Top of Data extracts

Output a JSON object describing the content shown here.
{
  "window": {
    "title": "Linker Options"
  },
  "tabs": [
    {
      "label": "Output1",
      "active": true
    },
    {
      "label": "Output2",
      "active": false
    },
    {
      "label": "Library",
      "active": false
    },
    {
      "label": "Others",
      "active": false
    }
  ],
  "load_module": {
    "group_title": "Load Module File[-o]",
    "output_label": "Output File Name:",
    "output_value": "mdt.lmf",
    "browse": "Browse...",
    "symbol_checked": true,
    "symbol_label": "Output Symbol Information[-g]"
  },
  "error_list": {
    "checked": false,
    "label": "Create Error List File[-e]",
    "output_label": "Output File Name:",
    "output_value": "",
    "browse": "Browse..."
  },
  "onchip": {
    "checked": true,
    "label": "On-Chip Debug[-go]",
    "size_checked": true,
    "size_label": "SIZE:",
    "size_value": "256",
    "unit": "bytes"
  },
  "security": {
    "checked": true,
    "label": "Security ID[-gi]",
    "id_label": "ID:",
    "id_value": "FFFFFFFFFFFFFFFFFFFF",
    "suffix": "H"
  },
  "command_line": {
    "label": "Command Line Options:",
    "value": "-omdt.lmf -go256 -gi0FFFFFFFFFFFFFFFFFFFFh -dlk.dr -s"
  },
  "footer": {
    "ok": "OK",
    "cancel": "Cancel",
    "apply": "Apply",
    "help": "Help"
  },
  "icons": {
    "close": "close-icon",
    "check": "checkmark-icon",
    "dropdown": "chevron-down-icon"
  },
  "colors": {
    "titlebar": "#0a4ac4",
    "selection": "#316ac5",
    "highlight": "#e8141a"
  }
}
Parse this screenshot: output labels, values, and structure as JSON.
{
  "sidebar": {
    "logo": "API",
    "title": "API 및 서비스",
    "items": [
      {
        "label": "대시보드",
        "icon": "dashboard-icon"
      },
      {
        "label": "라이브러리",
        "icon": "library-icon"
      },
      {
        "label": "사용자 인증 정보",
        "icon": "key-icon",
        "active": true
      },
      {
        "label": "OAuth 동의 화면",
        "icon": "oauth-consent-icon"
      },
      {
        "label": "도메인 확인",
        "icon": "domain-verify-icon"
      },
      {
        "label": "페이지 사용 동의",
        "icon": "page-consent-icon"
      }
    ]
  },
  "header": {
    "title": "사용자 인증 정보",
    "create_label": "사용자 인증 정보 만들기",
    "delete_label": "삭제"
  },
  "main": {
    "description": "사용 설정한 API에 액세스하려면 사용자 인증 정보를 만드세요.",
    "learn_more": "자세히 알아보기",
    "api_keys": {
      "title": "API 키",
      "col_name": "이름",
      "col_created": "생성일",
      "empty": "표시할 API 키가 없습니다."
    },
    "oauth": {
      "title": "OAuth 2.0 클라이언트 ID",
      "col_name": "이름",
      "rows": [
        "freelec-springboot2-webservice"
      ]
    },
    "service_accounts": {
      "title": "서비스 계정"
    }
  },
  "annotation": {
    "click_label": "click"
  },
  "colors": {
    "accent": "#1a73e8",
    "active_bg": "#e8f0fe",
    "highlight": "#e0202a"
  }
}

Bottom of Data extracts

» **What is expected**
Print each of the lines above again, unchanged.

» **Answer to the exercise**
Output a JSON object describing the content shown here.
{
  "window": {
    "title": "Linker Options"
  },
  "tabs": [
    {
      "label": "Output1",
      "active": true
    },
    {
      "label": "Output2",
      "active": false
    },
    {
      "label": "Library",
      "active": false
    },
    {
      "label": "Others",
      "active": false
    }
  ],
  "load_module": {
    "group_title": "Load Module File[-o]",
    "output_label": "Output File Name:",
    "output_value": "mdt.lmf",
    "browse": "Browse...",
    "symbol_checked": true,
    "symbol_label": "Output Symbol Information[-g]"
  },
  "error_list": {
    "checked": false,
    "label": "Create Error List File[-e]",
    "output_label": "Output File Name:",
    "output_value": "",
    "browse": "Browse..."
  },
  "onchip": {
    "checked": true,
    "label": "On-Chip Debug[-go]",
    "size_checked": true,
    "size_label": "SIZE:",
    "size_value": "256",
    "unit": "bytes"
  },
  "security": {
    "checked": true,
    "label": "Security ID[-gi]",
    "id_label": "ID:",
    "id_value": "FFFFFFFFFFFFFFFFFFFF",
    "suffix": "H"
  },
  "command_line": {
    "label": "Command Line Options:",
    "value": "-omdt.lmf -go256 -gi0FFFFFFFFFFFFFFFFFFFFh -dlk.dr -s"
  },
  "footer": {
    "ok": "OK",
    "cancel": "Cancel",
    "apply": "Apply",
    "help": "Help"
  },
  "icons": {
    "close": "close-icon",
    "check": "checkmark-icon",
    "dropdown": "chevron-down-icon"
  },
  "colors": {
    "titlebar": "#0a4ac4",
    "selection": "#316ac5",
    "highlight": "#e8141a"
  }
}
Parse this screenshot: output labels, values, and structure as JSON.
{
  "sidebar": {
    "logo": "API",
    "title": "API 및 서비스",
    "items": [
      {
        "label": "대시보드",
        "icon": "dashboard-icon"
      },
      {
        "label": "라이브러리",
        "icon": "library-icon"
      },
      {
        "label": "사용자 인증 정보",
        "icon": "key-icon",
        "active": true
      },
      {
        "label": "OAuth 동의 화면",
        "icon": "oauth-consent-icon"
      },
      {
        "label": "도메인 확인",
        "icon": "domain-verify-icon"
      },
      {
        "label": "페이지 사용 동의",
        "icon": "page-consent-icon"
      }
    ]
  },
  "header": {
    "title": "사용자 인증 정보",
    "create_label": "사용자 인증 정보 만들기",
    "delete_label": "삭제"
  },
  "main": {
    "description": "사용 설정한 API에 액세스하려면 사용자 인증 정보를 만드세요.",
    "learn_more": "자세히 알아보기",
    "api_keys": {
      "title": "API 키",
      "col_name": "이름",
      "col_created": "생성일",
      "empty": "표시할 API 키가 없습니다."
    },
    "oauth": {
      "title": "OAuth 2.0 클라이언트 ID",
      "col_name": "이름",
      "rows": [
        "freelec-springboot2-webservice"
      ]
    },
    "service_accounts": {
      "title": "서비스 계정"
    }
  },
  "annotation": {
    "click_label": "click"
  },
  "colors": {
    "accent": "#1a73e8",
    "active_bg": "#e8f0fe",
    "highlight": "#e0202a"
  }
}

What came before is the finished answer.